Only lines containing "name" are wanted from the data below. Copy those lines.

= Beginning of Section =

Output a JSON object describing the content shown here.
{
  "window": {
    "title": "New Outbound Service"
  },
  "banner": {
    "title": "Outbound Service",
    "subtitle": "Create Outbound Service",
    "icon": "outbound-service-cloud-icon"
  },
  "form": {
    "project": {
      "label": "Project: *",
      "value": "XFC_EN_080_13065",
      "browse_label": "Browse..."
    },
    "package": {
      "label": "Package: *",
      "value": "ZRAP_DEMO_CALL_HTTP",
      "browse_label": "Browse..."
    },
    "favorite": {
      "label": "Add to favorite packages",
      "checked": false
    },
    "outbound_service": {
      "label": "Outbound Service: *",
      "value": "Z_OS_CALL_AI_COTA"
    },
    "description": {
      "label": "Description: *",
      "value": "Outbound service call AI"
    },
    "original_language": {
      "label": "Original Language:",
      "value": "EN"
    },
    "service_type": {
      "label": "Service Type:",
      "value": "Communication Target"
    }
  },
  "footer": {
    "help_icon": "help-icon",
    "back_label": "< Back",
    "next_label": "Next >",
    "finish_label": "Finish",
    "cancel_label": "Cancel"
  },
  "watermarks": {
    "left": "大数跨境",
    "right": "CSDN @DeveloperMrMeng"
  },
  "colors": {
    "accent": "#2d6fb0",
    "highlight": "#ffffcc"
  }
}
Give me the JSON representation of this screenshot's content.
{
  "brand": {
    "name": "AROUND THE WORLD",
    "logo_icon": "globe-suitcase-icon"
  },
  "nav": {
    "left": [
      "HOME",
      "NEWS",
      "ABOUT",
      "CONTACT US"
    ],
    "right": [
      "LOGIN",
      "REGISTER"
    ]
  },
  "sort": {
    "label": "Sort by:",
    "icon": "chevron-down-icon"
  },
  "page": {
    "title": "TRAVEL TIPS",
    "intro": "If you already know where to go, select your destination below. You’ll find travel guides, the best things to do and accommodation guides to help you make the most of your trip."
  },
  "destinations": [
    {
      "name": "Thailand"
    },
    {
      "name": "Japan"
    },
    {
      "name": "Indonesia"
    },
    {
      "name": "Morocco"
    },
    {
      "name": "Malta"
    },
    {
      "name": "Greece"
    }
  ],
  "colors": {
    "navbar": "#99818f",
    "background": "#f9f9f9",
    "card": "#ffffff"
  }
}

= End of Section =

→ **Answer space**
    "name": "AROUND THE WORLD",
      "name": "Thailand"
      "name": "Japan"
      "name": "Indonesia"
      "name": "Morocco"
      "name": "Malta"
      "name": "Greece"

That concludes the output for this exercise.